TASK GOAL —
Gather up every line from the entries below that uses the word "JSON".

━━━━━ MATERIAL FOR THE TASK ━━━━━

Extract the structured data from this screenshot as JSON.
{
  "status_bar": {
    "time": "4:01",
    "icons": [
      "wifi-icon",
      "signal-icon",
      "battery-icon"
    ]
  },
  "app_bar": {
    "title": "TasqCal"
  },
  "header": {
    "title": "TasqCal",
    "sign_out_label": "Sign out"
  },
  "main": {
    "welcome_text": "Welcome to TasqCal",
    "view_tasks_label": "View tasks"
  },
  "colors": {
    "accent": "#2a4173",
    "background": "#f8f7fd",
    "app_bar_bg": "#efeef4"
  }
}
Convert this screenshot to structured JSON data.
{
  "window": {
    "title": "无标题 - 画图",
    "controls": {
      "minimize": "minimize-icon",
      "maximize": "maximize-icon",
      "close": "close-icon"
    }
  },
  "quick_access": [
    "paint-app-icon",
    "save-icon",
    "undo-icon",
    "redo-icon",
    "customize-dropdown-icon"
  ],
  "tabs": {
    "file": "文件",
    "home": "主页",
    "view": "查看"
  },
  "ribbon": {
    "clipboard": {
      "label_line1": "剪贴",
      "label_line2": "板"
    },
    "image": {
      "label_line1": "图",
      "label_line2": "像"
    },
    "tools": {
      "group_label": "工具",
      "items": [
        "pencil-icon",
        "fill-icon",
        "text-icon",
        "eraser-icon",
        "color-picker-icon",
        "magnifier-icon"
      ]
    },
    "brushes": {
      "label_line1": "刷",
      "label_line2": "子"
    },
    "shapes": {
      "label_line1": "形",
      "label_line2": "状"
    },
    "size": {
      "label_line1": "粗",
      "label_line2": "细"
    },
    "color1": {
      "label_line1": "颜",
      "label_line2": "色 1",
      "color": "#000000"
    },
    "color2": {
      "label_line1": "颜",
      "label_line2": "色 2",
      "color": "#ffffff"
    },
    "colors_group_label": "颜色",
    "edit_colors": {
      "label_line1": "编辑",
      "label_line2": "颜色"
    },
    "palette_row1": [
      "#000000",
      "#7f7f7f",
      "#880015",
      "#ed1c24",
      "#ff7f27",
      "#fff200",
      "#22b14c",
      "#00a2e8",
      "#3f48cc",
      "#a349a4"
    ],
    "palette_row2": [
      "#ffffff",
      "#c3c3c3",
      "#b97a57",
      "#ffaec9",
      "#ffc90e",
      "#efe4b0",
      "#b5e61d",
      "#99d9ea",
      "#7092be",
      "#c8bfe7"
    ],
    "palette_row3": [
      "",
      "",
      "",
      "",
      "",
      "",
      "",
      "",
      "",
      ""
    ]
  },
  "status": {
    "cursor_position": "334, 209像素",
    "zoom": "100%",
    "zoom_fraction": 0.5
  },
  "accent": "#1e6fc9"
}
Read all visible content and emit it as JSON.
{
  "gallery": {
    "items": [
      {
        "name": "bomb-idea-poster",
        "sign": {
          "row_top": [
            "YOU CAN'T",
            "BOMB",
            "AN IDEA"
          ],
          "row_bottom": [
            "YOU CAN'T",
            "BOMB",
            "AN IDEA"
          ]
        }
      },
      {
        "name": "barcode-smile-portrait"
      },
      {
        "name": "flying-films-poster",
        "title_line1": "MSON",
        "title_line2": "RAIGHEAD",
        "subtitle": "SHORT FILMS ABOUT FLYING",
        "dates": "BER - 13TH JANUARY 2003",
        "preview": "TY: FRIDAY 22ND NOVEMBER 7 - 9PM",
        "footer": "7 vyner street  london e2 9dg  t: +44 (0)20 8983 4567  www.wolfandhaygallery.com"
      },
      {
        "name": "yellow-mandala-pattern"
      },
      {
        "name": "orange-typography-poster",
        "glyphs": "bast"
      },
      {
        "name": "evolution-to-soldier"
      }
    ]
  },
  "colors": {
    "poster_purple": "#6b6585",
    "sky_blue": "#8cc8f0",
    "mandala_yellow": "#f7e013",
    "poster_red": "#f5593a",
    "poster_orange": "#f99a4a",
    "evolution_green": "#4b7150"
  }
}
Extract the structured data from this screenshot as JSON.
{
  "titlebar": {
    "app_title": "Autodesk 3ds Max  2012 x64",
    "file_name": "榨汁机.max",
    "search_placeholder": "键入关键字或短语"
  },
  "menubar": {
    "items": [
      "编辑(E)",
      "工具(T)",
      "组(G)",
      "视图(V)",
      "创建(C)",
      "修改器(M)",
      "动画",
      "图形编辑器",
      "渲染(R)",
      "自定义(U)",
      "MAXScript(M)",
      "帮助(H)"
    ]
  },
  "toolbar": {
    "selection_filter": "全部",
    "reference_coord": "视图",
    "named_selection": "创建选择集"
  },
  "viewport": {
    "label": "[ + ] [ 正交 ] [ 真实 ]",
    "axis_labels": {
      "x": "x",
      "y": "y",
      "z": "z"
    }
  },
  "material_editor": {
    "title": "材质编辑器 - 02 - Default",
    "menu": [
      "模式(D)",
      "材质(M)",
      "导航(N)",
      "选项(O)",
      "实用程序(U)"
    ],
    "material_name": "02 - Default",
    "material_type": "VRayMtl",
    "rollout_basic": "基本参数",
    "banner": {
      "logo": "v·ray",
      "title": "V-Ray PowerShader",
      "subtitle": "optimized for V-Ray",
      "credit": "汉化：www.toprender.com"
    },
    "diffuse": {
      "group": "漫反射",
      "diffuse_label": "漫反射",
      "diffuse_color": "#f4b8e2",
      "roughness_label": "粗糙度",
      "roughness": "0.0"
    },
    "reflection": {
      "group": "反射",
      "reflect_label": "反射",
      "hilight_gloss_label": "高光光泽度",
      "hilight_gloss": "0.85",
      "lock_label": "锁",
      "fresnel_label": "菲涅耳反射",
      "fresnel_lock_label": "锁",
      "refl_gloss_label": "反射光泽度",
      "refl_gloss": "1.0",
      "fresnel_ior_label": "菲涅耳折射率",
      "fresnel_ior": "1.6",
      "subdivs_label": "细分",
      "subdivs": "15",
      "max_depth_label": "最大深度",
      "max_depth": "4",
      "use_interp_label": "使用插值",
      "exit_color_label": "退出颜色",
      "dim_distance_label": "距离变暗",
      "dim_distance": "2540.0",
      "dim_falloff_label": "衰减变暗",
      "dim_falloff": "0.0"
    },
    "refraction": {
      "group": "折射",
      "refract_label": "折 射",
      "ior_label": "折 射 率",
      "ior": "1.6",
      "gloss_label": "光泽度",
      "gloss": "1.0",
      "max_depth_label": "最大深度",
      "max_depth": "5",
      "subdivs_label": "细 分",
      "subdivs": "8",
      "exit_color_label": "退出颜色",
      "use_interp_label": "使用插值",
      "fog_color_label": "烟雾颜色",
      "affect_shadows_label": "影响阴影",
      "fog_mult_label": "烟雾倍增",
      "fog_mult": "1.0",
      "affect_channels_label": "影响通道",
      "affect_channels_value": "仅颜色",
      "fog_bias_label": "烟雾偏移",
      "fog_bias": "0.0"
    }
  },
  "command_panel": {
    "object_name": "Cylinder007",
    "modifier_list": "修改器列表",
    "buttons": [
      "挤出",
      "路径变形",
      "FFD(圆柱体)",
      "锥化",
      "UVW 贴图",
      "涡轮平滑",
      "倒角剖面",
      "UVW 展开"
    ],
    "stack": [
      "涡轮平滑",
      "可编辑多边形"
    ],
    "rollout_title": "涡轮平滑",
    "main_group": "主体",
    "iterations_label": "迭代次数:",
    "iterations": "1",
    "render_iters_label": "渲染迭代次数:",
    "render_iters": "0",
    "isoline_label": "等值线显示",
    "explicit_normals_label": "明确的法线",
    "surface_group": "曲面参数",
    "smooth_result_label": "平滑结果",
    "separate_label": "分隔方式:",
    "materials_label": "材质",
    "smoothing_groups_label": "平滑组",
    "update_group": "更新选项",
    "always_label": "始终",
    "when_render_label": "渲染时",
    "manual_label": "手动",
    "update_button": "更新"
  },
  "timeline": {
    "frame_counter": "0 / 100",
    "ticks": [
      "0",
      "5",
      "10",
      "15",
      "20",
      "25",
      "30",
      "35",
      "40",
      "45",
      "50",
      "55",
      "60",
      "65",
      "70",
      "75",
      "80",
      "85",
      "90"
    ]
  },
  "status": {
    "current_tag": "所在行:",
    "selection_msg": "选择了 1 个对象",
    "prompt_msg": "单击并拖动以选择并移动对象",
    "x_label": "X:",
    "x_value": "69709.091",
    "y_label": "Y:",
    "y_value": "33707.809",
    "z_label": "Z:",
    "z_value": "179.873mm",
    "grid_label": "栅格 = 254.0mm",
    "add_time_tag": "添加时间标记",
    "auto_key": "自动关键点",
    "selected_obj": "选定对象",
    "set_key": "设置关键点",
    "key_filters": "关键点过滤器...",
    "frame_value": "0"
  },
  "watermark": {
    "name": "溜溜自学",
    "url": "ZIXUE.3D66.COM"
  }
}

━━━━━

PROBLEM SOLUTION —
Extract the structured data from this screenshot as JSON.
Convert this screenshot to structured JSON data.
Read all visible content and emit it as JSON.
Extract the structured data from this screenshot as JSON.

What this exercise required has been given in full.